EXTRACTED MATERIAL Block Start

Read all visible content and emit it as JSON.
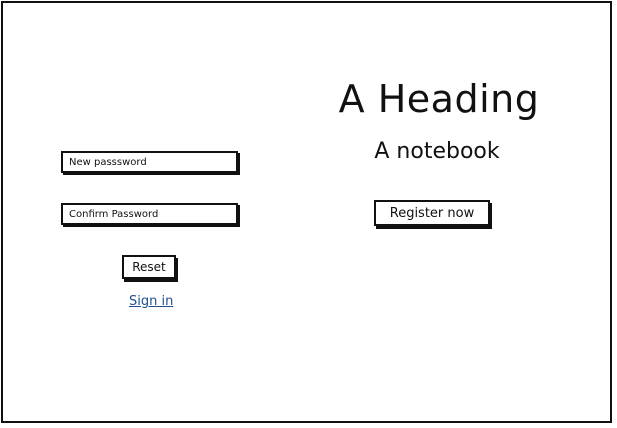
{
  "hero": {
    "heading": "A Heading",
    "subheading": "A notebook",
    "register_label": "Register now"
  },
  "form": {
    "new_password_placeholder": "New passsword",
    "confirm_password_placeholder": "Confirm Password",
    "reset_label": "Reset",
    "sign_in_label": "Sign in"
  },
  "colors": {
    "ink": "#111111",
    "link": "#1f4f8f",
    "background": "#ffffff"
  }
}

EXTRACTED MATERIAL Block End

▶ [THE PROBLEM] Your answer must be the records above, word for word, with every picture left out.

▶ [EXPECTED ANSWER]
Read all visible content and emit it as JSON.
{
  "hero": {
    "heading": "A Heading",
    "subheading": "A notebook",
    "register_label": "Register now"
  },
  "form": {
    "new_password_placeholder": "New passsword",
    "confirm_password_placeholder": "Confirm Password",
    "reset_label": "Reset",
    "sign_in_label": "Sign in"
  },
  "colors": {
    "ink": "#111111",
    "link": "#1f4f8f",
    "background": "#ffffff"
  }
}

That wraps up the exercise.